_WORK INSTRUCTION_
Copy each line below exactly and leave the pictures out.

_DATA RECORDS_
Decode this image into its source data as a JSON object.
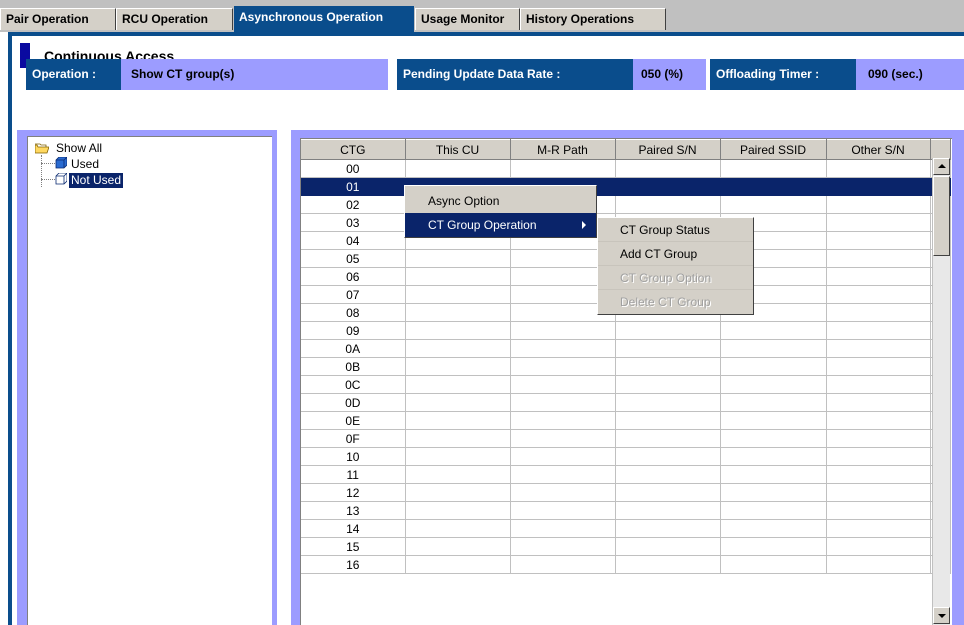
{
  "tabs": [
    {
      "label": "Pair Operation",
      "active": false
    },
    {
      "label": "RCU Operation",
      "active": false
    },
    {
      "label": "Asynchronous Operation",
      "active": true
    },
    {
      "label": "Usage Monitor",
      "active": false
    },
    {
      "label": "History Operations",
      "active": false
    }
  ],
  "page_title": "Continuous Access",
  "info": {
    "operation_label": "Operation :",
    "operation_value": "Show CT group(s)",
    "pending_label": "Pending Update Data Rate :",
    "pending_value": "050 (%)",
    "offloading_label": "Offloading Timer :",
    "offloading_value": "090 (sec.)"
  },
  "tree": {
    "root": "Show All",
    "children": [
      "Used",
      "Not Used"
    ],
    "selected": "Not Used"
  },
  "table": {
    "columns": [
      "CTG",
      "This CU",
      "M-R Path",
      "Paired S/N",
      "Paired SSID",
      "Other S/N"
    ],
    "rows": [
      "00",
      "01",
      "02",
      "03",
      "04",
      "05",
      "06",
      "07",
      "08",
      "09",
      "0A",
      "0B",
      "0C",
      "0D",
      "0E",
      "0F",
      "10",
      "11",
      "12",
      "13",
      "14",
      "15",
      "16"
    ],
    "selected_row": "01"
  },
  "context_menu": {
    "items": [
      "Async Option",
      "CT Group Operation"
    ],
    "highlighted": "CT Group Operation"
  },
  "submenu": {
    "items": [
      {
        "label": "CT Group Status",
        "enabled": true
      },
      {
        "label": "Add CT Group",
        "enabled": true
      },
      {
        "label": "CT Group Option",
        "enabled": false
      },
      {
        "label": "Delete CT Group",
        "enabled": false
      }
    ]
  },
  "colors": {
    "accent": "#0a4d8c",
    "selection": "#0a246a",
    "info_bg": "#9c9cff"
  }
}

_RESPONSE TO THE TASK_
Decode this image into its source data as a JSON object.
{
  "tabs": [
    {
      "label": "Pair Operation",
      "active": false
    },
    {
      "label": "RCU Operation",
      "active": false
    },
    {
      "label": "Asynchronous Operation",
      "active": true
    },
    {
      "label": "Usage Monitor",
      "active": false
    },
    {
      "label": "History Operations",
      "active": false
    }
  ],
  "page_title": "Continuous Access",
  "info": {
    "operation_label": "Operation :",
    "operation_value": "Show CT group(s)",
    "pending_label": "Pending Update Data Rate :",
    "pending_value": "050 (%)",
    "offloading_label": "Offloading Timer :",
    "offloading_value": "090 (sec.)"
  },
  "tree": {
    "root": "Show All",
    "children": [
      "Used",
      "Not Used"
    ],
    "selected": "Not Used"
  },
  "table": {
    "columns": [
      "CTG",
      "This CU",
      "M-R Path",
      "Paired S/N",
      "Paired SSID",
      "Other S/N"
    ],
    "rows": [
      "00",
      "01",
      "02",
      "03",
      "04",
      "05",
      "06",
      "07",
      "08",
      "09",
      "0A",
      "0B",
      "0C",
      "0D",
      "0E",
      "0F",
      "10",
      "11",
      "12",
      "13",
      "14",
      "15",
      "16"
    ],
    "selected_row": "01"
  },
  "context_menu": {
    "items": [
      "Async Option",
      "CT Group Operation"
    ],
    "highlighted": "CT Group Operation"
  },
  "submenu": {
    "items": [
      {
        "label": "CT Group Status",
        "enabled": true
      },
      {
        "label": "Add CT Group",
        "enabled": true
      },
      {
        "label": "CT Group Option",
        "enabled": false
      },
      {
        "label": "Delete CT Group",
        "enabled": false
      }
    ]
  },
  "colors": {
    "accent": "#0a4d8c",
    "selection": "#0a246a",
    "info_bg": "#9c9cff"
  }
}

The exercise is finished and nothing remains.